## PROBLEM STATEMENT:
Filter the listing for lines containing "request".

## RECORDS FOR THE EXERCISE:
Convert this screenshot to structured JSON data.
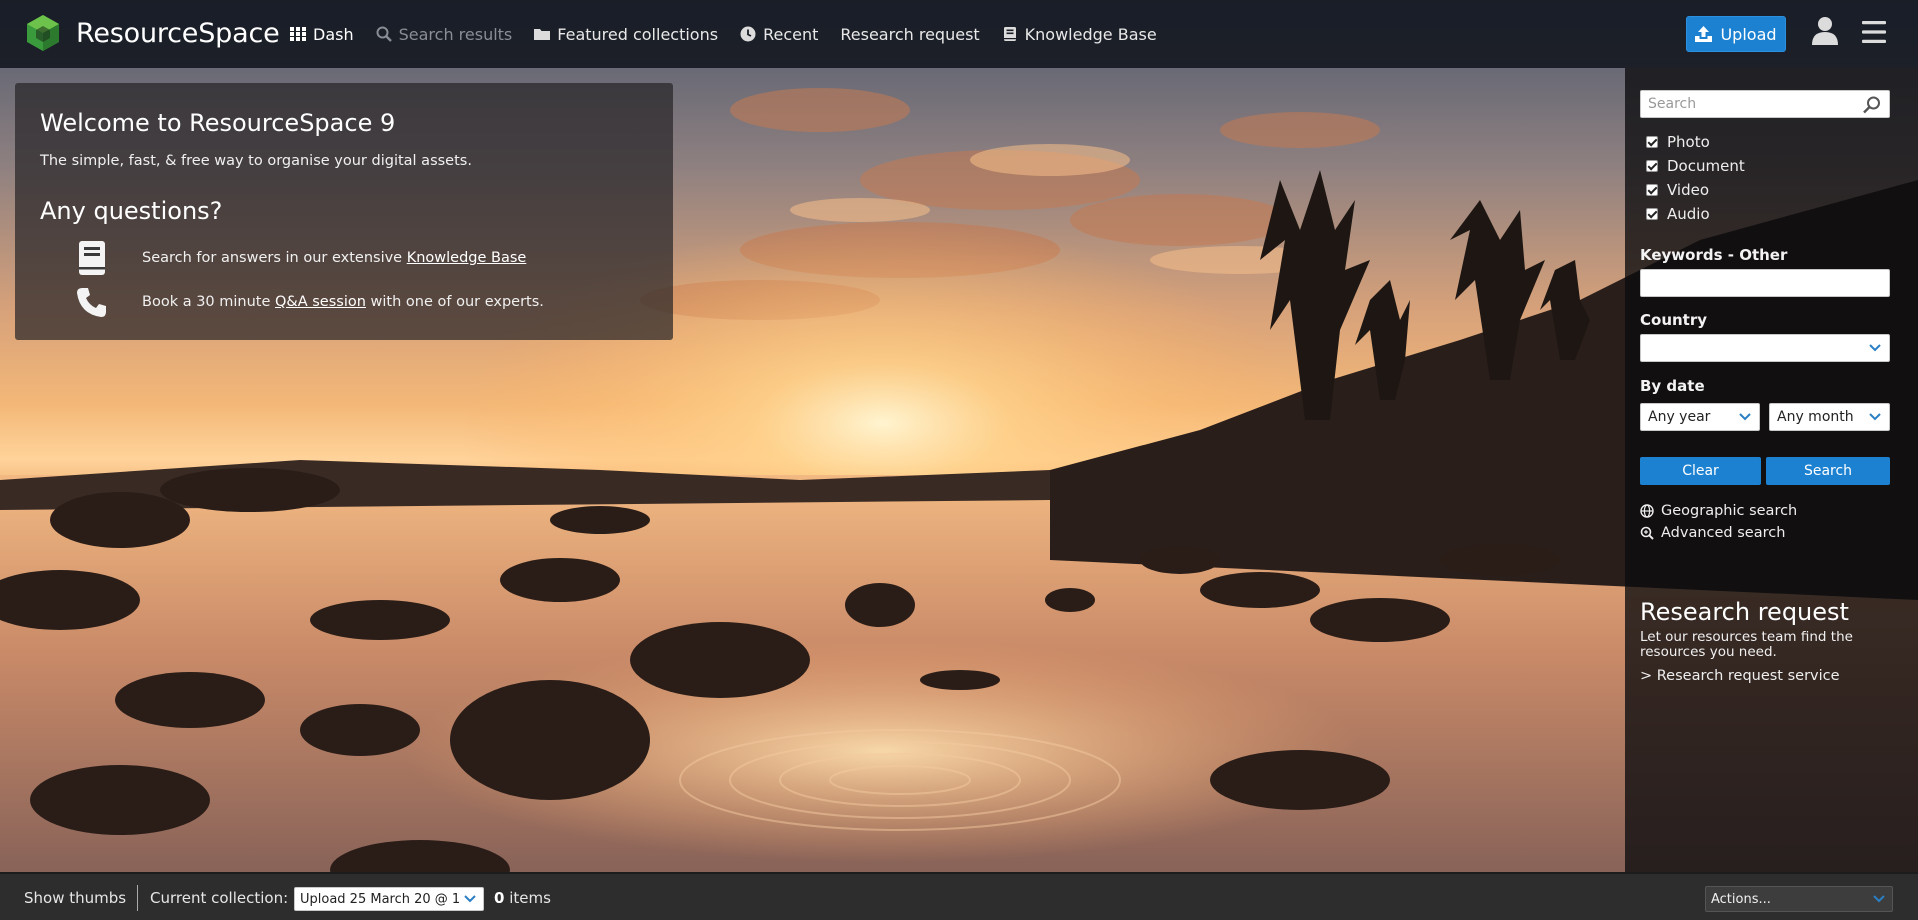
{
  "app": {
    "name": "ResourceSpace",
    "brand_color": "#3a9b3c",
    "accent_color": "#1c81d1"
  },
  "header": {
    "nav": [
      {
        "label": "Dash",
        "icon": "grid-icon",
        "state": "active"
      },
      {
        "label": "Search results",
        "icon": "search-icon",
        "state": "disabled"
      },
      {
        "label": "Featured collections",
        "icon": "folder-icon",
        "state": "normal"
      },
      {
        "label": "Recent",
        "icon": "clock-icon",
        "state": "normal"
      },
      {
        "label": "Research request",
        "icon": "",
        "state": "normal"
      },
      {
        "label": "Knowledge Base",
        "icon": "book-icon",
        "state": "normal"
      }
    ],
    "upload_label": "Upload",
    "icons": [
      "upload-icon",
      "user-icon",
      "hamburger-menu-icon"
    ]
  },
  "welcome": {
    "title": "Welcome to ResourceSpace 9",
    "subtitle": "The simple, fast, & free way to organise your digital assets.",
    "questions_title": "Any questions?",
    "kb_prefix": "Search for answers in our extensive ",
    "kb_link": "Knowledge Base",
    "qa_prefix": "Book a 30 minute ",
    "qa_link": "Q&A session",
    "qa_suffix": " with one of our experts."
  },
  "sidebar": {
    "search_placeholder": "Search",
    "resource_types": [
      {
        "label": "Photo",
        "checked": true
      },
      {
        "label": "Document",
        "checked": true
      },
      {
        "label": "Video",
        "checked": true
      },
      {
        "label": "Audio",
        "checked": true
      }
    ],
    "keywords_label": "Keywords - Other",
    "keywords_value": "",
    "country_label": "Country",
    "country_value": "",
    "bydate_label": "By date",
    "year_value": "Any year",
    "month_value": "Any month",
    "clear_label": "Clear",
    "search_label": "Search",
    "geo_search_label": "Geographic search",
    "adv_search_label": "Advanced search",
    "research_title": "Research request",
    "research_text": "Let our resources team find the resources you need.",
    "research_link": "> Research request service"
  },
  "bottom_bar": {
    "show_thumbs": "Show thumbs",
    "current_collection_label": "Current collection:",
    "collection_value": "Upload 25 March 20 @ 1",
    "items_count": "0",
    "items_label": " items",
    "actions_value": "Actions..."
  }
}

## SOLUTION FOR THIS PROBLEM:
        "label": "Research request",
    "research_title": "Research request",
    "research_link": "> Research request service"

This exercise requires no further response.